> **WHAT TO WORK ON**
Where a line in the entries below contains the word "Mixed", it counts; give the total by itself.

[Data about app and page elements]
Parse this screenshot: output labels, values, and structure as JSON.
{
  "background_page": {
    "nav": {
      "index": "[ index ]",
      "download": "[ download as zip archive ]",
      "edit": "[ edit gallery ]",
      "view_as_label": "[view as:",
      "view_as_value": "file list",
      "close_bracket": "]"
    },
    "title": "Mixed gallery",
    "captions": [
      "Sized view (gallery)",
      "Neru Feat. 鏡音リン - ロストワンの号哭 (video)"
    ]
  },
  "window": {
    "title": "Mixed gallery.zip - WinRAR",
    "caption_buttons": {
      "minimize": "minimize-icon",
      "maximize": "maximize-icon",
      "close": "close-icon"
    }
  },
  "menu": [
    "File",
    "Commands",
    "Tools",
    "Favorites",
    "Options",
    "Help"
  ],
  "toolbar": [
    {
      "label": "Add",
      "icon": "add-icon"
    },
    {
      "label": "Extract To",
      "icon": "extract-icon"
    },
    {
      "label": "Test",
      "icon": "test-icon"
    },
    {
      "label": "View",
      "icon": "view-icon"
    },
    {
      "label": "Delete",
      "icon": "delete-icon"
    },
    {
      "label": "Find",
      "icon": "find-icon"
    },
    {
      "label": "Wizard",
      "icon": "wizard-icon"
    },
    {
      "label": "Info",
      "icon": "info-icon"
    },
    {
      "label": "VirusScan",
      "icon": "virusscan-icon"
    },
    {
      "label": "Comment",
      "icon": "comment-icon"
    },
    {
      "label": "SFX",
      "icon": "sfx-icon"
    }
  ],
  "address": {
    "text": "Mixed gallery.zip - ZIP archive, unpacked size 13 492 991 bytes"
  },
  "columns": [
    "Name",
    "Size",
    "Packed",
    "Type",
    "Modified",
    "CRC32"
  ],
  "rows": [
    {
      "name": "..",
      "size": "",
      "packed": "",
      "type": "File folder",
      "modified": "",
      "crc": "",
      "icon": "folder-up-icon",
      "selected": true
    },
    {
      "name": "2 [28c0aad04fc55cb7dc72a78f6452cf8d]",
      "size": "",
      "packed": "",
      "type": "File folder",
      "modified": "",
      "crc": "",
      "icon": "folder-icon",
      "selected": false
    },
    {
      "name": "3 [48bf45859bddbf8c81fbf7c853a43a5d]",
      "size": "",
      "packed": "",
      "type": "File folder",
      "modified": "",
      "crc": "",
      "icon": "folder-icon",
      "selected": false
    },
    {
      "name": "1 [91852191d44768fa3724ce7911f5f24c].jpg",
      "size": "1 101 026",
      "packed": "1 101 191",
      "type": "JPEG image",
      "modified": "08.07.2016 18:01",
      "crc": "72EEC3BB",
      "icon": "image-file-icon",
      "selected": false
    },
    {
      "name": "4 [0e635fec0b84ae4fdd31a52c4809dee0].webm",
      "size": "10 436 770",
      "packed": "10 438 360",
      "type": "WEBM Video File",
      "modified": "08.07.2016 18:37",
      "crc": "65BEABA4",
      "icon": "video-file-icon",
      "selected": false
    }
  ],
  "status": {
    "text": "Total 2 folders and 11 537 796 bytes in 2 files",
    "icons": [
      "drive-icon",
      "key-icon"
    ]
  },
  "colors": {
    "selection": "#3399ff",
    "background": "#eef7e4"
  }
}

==

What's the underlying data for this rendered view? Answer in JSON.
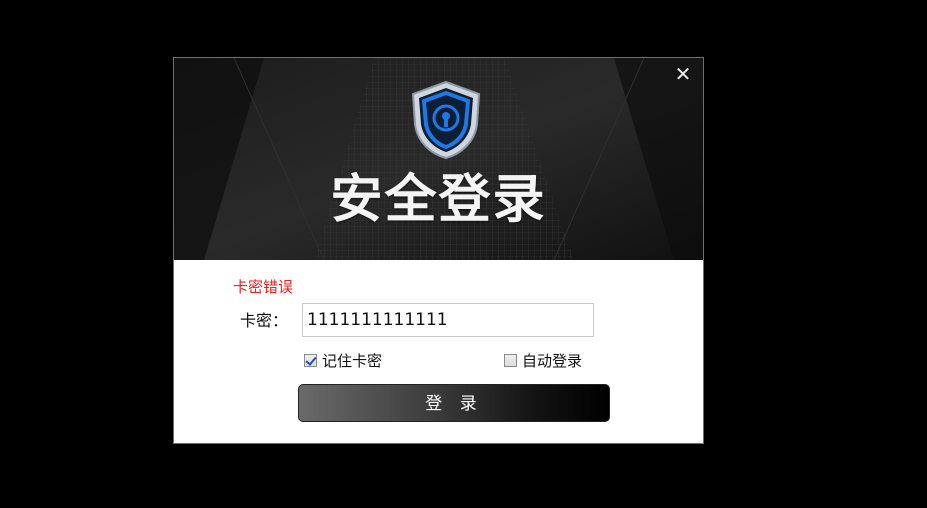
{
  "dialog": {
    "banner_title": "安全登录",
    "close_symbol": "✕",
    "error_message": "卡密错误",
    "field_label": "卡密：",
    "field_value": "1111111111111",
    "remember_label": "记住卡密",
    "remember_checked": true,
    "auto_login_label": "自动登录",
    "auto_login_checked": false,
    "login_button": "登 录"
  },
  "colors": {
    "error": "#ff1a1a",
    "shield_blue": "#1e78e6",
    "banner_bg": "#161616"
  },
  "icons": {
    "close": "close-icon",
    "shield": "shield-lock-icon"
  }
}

> **EXERCISE RESULT**
3